Similar qualms prodded Bostonians to act. Dotted with new megaliths, the city has begun to address such issues as a ``briefing document'' that would restrict building heights downtown to under 155 feet (roughly 15 stories). The document is generating much commentary, including some criticism that it doesn't go far enough.
Even New York City, parent of the skyscraper, has responded negatively to a glut of high-rises that took veteran street watchers by surprise.
``All of a sudden people saw three skyscrapers on the corner of 57th Street,'' says George Lewis, head of the New York AIA chapter. So what if they boasted famous architects -- Philip Johnson for the the Chippendale AT&T Building or Edward Larrabee Barnes for the green granite IBM? The crowds, the wind, and the loss of sunlight at 56th and 57th and Madison raised such an outcry that the Special Midtown District was established to provide some controls.
Recently, too, AIA chapter members testified against the building of a penthouse tower nearby. The Municipal Art Society protested Philip Johnson's proposed clutch of towers for Times Square. The city's Board of Estimates ruled out midblock blockbusters on the Upper East Side. And West Side activists said they will oppose Donald J. Trump's new plan to build a 150-story building, the world's tallest, in a new complex located at the old Penn Central railway yards.
``This was the first city with zoning laws,'' Mr. Lewis says, adding that they survived from 1916 until two decades or so ago. The famous setback stipulations that produced the elegant lines of the Chrysler and Empire State buildings mitigated the dark canyons until 1961, when the city instituted a bonus system that allowed developers to build higher than before, provided they would include a plaza below. Based on Le Corbusier's concept of the tower in the park, the zoning rule was benign in origi n but deadly in impact, say critics.
An attempt to tame the tower in historic cities has produced something called ``transfer of development rights,'' which permits the height allowed on one site to be exchanged for another site.

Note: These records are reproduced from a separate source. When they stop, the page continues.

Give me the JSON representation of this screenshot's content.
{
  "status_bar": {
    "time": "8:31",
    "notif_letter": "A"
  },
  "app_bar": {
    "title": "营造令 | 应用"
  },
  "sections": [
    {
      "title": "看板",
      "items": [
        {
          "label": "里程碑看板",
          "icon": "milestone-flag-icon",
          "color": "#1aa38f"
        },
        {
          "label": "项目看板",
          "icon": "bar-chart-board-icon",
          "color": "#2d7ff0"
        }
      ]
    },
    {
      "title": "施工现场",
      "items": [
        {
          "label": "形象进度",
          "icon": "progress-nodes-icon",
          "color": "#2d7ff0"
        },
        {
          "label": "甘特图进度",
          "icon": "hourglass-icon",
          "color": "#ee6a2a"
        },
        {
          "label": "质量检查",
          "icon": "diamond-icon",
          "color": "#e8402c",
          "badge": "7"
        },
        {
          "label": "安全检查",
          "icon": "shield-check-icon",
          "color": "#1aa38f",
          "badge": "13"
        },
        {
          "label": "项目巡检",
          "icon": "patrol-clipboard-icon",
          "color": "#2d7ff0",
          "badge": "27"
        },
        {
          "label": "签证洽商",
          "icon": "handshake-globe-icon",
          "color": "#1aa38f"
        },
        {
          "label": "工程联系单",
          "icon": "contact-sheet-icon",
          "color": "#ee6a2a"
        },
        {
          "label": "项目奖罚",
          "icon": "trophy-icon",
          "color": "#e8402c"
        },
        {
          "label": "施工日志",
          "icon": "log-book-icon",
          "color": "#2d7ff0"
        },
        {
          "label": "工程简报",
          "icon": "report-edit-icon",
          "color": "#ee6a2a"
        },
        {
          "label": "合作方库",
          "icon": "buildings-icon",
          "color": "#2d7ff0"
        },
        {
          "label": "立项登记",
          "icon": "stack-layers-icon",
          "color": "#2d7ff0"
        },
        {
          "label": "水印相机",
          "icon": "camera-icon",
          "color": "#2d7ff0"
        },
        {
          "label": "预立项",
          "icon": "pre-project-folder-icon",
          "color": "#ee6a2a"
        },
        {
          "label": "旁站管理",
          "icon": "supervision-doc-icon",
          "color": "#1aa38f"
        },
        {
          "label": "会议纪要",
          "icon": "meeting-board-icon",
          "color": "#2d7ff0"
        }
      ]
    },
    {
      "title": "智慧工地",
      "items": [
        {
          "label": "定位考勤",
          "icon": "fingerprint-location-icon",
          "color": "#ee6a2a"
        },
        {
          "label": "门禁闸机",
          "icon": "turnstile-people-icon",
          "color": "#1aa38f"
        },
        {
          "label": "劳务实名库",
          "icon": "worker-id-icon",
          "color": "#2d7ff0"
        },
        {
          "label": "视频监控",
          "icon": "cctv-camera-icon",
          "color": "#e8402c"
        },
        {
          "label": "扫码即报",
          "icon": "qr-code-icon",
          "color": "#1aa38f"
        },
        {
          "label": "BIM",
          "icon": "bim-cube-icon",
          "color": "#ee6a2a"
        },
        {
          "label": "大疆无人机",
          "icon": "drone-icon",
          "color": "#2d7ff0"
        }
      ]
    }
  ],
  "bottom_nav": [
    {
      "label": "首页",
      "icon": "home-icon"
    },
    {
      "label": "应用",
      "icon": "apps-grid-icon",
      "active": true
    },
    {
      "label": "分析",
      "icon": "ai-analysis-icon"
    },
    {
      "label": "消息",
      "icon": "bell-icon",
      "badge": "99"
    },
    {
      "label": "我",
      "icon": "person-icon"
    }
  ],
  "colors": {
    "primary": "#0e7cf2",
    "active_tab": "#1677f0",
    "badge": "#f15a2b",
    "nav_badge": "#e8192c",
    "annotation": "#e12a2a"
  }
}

Still more recently, some churches with valuable real estate, such as St. Bartholomew's in New York, have proposed generating income to support their work by building high-rises on their sites. So far, however, St. Bartholomew's various skyscraper designs have been rejected. Elsewhere, though, similar plans have taken hold. In Denver, for instance, the Holy Ghost Roman Catholic Church made a trade-off with British developers by permitting their $1.6 million, 555-foot tower to be built in return for a re furbishing of the church by the developers. ``A touch of class,'' said a local report. Those who advocate scaling down buildings couldn't disagree more.
Finally, the anti-high-rise sentiment may even have helped produce the latest stylistic device, the post-modern mode of tapering the tops of buildings. But so far the Chrysler Building prototype of daylight-saving excellence has found few peers among skyscrapers of the mid-'80s.
Some see efforts to put a lid on the high-rise as merely the latest manifestation of an anti-growth mentality in cities. They say it doesn't really solve the problem but sends the offending architecture to the hapless suburbs. Others insist that ceilings are mere palliatives, which aren't really effective in stopping long-planned-for towers. Nonetheless, most admit that cities assaulted by development can only maintain their history, identity, and livability by controlling such invasion.
``Certainly the issues exist everywhere,'' says Mr. Williams of San Francisco's planning commission. ``Certainly there is a need to be addressed, whatever the means.''
William Penn would tip his hat to that.
Jane Holtz Kay, a free-lance architecture critic, is author of ``Lost Boston.'' Her new book, ``Preserving New England,'' will be published next April.